• [Required action] For each line of the data that includes the word "filename", copy the line.

• [Material provided]
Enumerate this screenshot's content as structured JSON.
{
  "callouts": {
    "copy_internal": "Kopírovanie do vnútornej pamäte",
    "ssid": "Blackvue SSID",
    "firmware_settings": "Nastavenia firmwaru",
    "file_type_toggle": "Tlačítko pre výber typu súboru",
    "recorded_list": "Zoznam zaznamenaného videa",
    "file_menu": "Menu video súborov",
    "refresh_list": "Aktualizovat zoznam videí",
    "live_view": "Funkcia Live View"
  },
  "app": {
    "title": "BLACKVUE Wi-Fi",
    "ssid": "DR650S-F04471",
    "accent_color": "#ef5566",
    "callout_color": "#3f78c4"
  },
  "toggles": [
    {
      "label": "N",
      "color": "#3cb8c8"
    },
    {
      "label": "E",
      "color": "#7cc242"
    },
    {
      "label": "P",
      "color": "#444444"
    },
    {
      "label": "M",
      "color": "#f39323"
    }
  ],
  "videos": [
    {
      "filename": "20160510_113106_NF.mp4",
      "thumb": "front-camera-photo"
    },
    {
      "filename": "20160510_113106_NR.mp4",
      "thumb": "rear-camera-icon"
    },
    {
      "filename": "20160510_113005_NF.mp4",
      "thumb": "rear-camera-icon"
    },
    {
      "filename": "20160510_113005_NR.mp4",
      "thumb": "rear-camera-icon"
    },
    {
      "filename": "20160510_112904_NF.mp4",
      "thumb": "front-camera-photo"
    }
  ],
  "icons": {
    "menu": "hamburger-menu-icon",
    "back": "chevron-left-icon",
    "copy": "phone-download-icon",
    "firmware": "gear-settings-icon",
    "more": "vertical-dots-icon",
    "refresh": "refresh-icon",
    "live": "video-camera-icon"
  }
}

• [Answer section]
      "filename": "20160510_113106_NF.mp4",
      "filename": "20160510_113106_NR.mp4",
      "filename": "20160510_113005_NF.mp4",
      "filename": "20160510_113005_NR.mp4",
      "filename": "20160510_112904_NF.mp4",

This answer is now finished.